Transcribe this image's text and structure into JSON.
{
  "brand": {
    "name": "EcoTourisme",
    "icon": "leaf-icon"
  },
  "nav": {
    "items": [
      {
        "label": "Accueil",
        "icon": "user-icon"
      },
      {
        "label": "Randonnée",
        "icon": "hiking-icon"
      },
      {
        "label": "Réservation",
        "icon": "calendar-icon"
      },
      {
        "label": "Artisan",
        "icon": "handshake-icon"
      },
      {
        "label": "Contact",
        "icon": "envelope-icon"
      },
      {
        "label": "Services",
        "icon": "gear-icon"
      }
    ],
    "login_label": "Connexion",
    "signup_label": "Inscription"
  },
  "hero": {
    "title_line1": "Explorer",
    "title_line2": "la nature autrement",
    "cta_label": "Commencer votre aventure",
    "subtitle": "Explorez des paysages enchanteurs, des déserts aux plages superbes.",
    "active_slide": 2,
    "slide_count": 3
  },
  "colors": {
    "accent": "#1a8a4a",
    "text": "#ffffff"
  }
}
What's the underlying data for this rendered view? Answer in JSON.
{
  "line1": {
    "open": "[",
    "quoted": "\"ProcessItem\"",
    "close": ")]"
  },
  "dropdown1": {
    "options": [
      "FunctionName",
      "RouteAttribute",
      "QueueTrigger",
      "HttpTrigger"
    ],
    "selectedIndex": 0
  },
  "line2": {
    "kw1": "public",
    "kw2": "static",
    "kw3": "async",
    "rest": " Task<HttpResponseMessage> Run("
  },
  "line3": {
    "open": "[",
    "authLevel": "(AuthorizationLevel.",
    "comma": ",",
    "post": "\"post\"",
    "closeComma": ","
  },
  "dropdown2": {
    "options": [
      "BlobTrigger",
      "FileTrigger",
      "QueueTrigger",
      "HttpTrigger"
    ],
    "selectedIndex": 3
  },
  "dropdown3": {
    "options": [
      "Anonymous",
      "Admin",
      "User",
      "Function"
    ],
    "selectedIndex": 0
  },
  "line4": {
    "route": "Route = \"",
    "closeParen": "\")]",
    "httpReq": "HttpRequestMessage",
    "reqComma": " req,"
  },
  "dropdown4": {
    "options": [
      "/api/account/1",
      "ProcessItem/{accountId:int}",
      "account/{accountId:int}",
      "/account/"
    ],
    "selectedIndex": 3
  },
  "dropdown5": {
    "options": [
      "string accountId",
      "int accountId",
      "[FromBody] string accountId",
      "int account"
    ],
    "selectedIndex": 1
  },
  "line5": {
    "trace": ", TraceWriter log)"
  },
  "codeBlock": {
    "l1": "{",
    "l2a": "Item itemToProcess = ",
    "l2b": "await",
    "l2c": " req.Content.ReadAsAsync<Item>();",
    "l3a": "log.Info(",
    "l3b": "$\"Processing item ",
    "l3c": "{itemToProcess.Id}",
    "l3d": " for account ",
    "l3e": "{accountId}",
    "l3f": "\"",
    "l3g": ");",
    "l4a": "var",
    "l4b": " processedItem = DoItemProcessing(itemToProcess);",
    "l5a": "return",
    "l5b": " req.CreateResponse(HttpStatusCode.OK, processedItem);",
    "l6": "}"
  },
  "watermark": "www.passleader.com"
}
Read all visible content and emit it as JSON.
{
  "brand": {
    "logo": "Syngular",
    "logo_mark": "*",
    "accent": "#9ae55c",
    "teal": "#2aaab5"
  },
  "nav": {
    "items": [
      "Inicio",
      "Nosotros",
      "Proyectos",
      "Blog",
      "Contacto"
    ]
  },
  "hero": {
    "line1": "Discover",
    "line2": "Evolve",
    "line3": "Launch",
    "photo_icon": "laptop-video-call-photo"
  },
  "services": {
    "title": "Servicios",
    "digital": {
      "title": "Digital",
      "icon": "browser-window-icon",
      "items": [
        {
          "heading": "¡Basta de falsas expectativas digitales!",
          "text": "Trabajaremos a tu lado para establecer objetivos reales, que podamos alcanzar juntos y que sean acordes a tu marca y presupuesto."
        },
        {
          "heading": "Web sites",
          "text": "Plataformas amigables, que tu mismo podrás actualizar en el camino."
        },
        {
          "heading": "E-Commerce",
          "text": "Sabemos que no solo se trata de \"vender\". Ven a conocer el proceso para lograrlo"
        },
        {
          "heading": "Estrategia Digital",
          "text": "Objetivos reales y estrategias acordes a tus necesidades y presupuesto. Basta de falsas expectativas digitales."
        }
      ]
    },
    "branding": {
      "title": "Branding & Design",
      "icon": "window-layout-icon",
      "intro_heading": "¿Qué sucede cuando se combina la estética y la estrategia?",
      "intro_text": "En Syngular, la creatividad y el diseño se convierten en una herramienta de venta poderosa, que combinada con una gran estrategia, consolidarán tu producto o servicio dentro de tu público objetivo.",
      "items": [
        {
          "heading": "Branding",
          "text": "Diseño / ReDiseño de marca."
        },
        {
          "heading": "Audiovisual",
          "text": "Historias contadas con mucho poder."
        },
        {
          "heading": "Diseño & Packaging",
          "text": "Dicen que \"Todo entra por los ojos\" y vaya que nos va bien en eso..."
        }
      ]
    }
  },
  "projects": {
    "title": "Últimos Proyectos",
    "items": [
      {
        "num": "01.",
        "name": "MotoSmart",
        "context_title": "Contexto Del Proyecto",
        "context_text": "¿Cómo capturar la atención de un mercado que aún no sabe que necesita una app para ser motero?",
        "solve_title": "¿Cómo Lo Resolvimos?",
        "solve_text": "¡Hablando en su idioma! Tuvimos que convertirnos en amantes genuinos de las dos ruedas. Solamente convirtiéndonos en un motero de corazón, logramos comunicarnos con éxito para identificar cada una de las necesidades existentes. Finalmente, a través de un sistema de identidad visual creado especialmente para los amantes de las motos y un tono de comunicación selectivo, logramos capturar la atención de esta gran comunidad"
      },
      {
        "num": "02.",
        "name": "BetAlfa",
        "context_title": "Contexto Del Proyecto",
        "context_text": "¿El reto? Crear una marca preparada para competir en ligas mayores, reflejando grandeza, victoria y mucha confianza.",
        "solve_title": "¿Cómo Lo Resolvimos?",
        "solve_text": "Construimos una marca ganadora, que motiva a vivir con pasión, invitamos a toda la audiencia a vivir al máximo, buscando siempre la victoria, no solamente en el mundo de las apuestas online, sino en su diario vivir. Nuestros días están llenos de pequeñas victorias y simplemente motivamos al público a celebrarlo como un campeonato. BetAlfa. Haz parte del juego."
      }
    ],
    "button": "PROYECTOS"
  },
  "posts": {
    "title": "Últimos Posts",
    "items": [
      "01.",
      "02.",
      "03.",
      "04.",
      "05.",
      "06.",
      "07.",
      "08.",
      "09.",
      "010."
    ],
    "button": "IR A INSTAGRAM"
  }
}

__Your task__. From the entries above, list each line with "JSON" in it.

__Task output__.
Transcribe this image's text and structure into JSON.
What's the underlying data for this rendered view? Answer in JSON.
Read all visible content and emit it as JSON.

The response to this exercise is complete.